----- DATASET RECORDS

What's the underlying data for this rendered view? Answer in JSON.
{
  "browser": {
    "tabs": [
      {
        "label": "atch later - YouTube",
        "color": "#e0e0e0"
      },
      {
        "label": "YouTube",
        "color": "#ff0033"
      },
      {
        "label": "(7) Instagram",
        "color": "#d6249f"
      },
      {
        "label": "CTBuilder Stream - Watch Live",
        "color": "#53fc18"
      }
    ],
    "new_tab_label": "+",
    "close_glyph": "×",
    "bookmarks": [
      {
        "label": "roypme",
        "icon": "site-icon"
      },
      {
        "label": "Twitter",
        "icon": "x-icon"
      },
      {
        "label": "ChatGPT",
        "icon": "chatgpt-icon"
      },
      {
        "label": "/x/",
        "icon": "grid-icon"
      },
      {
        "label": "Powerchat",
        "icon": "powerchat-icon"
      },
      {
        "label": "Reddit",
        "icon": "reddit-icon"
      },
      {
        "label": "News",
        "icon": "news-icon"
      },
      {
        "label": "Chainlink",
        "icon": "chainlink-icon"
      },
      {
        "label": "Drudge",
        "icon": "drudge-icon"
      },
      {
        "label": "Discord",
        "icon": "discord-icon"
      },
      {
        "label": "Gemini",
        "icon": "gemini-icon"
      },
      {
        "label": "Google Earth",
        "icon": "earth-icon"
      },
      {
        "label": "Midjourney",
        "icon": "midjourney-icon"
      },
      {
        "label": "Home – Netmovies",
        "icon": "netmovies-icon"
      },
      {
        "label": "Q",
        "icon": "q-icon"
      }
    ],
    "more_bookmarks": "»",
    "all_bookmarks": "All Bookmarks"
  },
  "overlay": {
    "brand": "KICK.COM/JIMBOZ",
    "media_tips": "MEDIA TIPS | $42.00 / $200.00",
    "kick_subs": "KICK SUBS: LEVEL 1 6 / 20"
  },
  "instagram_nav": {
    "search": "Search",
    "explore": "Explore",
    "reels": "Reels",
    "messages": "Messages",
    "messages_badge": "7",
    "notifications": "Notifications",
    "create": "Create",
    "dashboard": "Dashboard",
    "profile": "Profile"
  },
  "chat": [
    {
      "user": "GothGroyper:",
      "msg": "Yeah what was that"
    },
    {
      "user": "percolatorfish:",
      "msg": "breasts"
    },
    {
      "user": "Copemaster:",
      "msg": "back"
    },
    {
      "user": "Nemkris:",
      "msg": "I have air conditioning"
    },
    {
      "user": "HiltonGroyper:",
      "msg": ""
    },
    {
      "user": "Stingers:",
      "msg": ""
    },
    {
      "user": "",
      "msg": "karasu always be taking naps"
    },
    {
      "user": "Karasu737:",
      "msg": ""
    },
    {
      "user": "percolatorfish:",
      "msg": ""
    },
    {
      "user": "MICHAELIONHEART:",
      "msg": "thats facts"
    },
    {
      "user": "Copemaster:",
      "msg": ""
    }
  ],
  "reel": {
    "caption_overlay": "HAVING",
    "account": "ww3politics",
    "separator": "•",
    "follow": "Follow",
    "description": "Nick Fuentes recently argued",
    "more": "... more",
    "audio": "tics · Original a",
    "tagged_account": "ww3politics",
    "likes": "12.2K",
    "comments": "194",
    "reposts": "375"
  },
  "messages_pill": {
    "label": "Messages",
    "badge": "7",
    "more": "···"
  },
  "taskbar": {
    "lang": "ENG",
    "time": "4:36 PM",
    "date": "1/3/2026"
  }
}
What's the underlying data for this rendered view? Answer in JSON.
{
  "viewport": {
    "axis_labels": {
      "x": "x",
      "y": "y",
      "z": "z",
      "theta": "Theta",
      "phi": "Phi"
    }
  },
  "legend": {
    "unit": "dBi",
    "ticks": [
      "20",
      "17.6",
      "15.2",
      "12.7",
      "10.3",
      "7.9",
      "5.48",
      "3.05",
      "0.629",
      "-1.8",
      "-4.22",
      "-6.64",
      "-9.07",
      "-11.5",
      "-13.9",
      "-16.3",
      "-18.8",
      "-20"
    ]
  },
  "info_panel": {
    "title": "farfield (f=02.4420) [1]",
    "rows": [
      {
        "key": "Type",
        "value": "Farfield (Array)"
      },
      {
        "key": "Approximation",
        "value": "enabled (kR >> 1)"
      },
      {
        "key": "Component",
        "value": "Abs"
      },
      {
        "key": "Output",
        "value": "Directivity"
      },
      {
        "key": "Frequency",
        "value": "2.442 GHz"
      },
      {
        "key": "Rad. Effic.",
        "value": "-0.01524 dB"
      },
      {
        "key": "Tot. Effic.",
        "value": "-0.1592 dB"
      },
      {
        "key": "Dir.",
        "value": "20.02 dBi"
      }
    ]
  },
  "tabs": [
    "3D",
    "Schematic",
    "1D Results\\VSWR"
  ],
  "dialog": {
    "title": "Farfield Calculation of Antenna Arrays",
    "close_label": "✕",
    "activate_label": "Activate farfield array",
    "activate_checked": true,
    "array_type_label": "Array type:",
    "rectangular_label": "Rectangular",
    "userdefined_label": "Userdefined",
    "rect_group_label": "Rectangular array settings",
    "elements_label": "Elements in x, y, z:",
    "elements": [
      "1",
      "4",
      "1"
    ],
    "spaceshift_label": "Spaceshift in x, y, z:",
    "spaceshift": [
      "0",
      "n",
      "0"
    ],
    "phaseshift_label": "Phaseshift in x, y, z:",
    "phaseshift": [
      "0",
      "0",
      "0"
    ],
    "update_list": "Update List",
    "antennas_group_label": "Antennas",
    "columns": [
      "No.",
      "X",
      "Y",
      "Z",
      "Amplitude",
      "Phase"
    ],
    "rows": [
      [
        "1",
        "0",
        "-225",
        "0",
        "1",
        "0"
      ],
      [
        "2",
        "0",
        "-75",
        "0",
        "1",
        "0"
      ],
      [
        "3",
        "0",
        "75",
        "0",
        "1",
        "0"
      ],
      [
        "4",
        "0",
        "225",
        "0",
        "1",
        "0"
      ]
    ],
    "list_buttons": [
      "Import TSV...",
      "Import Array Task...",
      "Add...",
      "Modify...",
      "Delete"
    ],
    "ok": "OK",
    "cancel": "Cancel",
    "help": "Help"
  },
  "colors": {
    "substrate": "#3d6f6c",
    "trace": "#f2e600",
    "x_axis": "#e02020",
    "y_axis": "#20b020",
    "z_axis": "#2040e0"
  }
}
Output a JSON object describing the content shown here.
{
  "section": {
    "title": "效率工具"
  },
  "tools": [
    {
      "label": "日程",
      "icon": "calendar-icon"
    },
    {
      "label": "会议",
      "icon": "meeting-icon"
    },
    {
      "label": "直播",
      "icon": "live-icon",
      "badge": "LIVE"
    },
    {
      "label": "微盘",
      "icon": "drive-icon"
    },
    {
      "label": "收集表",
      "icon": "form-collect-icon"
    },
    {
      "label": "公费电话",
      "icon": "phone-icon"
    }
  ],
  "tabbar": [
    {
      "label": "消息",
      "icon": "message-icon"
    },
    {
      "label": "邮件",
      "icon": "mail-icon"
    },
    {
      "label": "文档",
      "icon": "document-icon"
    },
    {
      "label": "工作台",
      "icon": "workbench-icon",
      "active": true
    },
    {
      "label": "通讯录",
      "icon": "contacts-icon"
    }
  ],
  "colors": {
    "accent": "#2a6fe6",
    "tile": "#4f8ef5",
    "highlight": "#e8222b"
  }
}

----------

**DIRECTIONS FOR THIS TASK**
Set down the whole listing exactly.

**SOLVED EXERCISE**
What's the underlying data for this rendered view? Answer in JSON.
{
  "browser": {
    "tabs": [
      {
        "label": "atch later - YouTube",
        "color": "#e0e0e0"
      },
      {
        "label": "YouTube",
        "color": "#ff0033"
      },
      {
        "label": "(7) Instagram",
        "color": "#d6249f"
      },
      {
        "label": "CTBuilder Stream - Watch Live",
        "color": "#53fc18"
      }
    ],
    "new_tab_label": "+",
    "close_glyph": "×",
    "bookmarks": [
      {
        "label": "roypme",
        "icon": "site-icon"
      },
      {
        "label": "Twitter",
        "icon": "x-icon"
      },
      {
        "label": "ChatGPT",
        "icon": "chatgpt-icon"
      },
      {
        "label": "/x/",
        "icon": "grid-icon"
      },
      {
        "label": "Powerchat",
        "icon": "powerchat-icon"
      },
      {
        "label": "Reddit",
        "icon": "reddit-icon"
      },
      {
        "label": "News",
        "icon": "news-icon"
      },
      {
        "label": "Chainlink",
        "icon": "chainlink-icon"
      },
      {
        "label": "Drudge",
        "icon": "drudge-icon"
      },
      {
        "label": "Discord",
        "icon": "discord-icon"
      },
      {
        "label": "Gemini",
        "icon": "gemini-icon"
      },
      {
        "label": "Google Earth",
        "icon": "earth-icon"
      },
      {
        "label": "Midjourney",
        "icon": "midjourney-icon"
      },
      {
        "label": "Home – Netmovies",
        "icon": "netmovies-icon"
      },
      {
        "label": "Q",
        "icon": "q-icon"
      }
    ],
    "more_bookmarks": "»",
    "all_bookmarks": "All Bookmarks"
  },
  "overlay": {
    "brand": "KICK.COM/JIMBOZ",
    "media_tips": "MEDIA TIPS | $42.00 / $200.00",
    "kick_subs": "KICK SUBS: LEVEL 1 6 / 20"
  },
  "instagram_nav": {
    "search": "Search",
    "explore": "Explore",
    "reels": "Reels",
    "messages": "Messages",
    "messages_badge": "7",
    "notifications": "Notifications",
    "create": "Create",
    "dashboard": "Dashboard",
    "profile": "Profile"
  },
  "chat": [
    {
      "user": "GothGroyper:",
      "msg": "Yeah what was that"
    },
    {
      "user": "percolatorfish:",
      "msg": "breasts"
    },
    {
      "user": "Copemaster:",
      "msg": "back"
    },
    {
      "user": "Nemkris:",
      "msg": "I have air conditioning"
    },
    {
      "user": "HiltonGroyper:",
      "msg": ""
    },
    {
      "user": "Stingers:",
      "msg": ""
    },
    {
      "user": "",
      "msg": "karasu always be taking naps"
    },
    {
      "user": "Karasu737:",
      "msg": ""
    },
    {
      "user": "percolatorfish:",
      "msg": ""
    },
    {
      "user": "MICHAELIONHEART:",
      "msg": "thats facts"
    },
    {
      "user": "Copemaster:",
      "msg": ""
    }
  ],
  "reel": {
    "caption_overlay": "HAVING",
    "account": "ww3politics",
    "separator": "•",
    "follow": "Follow",
    "description": "Nick Fuentes recently argued",
    "more": "... more",
    "audio": "tics · Original a",
    "tagged_account": "ww3politics",
    "likes": "12.2K",
    "comments": "194",
    "reposts": "375"
  },
  "messages_pill": {
    "label": "Messages",
    "badge": "7",
    "more": "···"
  },
  "taskbar": {
    "lang": "ENG",
    "time": "4:36 PM",
    "date": "1/3/2026"
  }
}
What's the underlying data for this rendered view? Answer in JSON.
{
  "viewport": {
    "axis_labels": {
      "x": "x",
      "y": "y",
      "z": "z",
      "theta": "Theta",
      "phi": "Phi"
    }
  },
  "legend": {
    "unit": "dBi",
    "ticks": [
      "20",
      "17.6",
      "15.2",
      "12.7",
      "10.3",
      "7.9",
      "5.48",
      "3.05",
      "0.629",
      "-1.8",
      "-4.22",
      "-6.64",
      "-9.07",
      "-11.5",
      "-13.9",
      "-16.3",
      "-18.8",
      "-20"
    ]
  },
  "info_panel": {
    "title": "farfield (f=02.4420) [1]",
    "rows": [
      {
        "key": "Type",
        "value": "Farfield (Array)"
      },
      {
        "key": "Approximation",
        "value": "enabled (kR >> 1)"
      },
      {
        "key": "Component",
        "value": "Abs"
      },
      {
        "key": "Output",
        "value": "Directivity"
      },
      {
        "key": "Frequency",
        "value": "2.442 GHz"
      },
      {
        "key": "Rad. Effic.",
        "value": "-0.01524 dB"
      },
      {
        "key": "Tot. Effic.",
        "value": "-0.1592 dB"
      },
      {
        "key": "Dir.",
        "value": "20.02 dBi"
      }
    ]
  },
  "tabs": [
    "3D",
    "Schematic",
    "1D Results\\VSWR"
  ],
  "dialog": {
    "title": "Farfield Calculation of Antenna Arrays",
    "close_label": "✕",
    "activate_label": "Activate farfield array",
    "activate_checked": true,
    "array_type_label": "Array type:",
    "rectangular_label": "Rectangular",
    "userdefined_label": "Userdefined",
    "rect_group_label": "Rectangular array settings",
    "elements_label": "Elements in x, y, z:",
    "elements": [
      "1",
      "4",
      "1"
    ],
    "spaceshift_label": "Spaceshift in x, y, z:",
    "spaceshift": [
      "0",
      "n",
      "0"
    ],
    "phaseshift_label": "Phaseshift in x, y, z:",
    "phaseshift": [
      "0",
      "0",
      "0"
    ],
    "update_list": "Update List",
    "antennas_group_label": "Antennas",
    "columns": [
      "No.",
      "X",
      "Y",
      "Z",
      "Amplitude",
      "Phase"
    ],
    "rows": [
      [
        "1",
        "0",
        "-225",
        "0",
        "1",
        "0"
      ],
      [
        "2",
        "0",
        "-75",
        "0",
        "1",
        "0"
      ],
      [
        "3",
        "0",
        "75",
        "0",
        "1",
        "0"
      ],
      [
        "4",
        "0",
        "225",
        "0",
        "1",
        "0"
      ]
    ],
    "list_buttons": [
      "Import TSV...",
      "Import Array Task...",
      "Add...",
      "Modify...",
      "Delete"
    ],
    "ok": "OK",
    "cancel": "Cancel",
    "help": "Help"
  },
  "colors": {
    "substrate": "#3d6f6c",
    "trace": "#f2e600",
    "x_axis": "#e02020",
    "y_axis": "#20b020",
    "z_axis": "#2040e0"
  }
}
Output a JSON object describing the content shown here.
{
  "section": {
    "title": "效率工具"
  },
  "tools": [
    {
      "label": "日程",
      "icon": "calendar-icon"
    },
    {
      "label": "会议",
      "icon": "meeting-icon"
    },
    {
      "label": "直播",
      "icon": "live-icon",
      "badge": "LIVE"
    },
    {
      "label": "微盘",
      "icon": "drive-icon"
    },
    {
      "label": "收集表",
      "icon": "form-collect-icon"
    },
    {
      "label": "公费电话",
      "icon": "phone-icon"
    }
  ],
  "tabbar": [
    {
      "label": "消息",
      "icon": "message-icon"
    },
    {
      "label": "邮件",
      "icon": "mail-icon"
    },
    {
      "label": "文档",
      "icon": "document-icon"
    },
    {
      "label": "工作台",
      "icon": "workbench-icon",
      "active": true
    },
    {
      "label": "通讯录",
      "icon": "contacts-icon"
    }
  ],
  "colors": {
    "accent": "#2a6fe6",
    "tile": "#4f8ef5",
    "highlight": "#e8222b"
  }
}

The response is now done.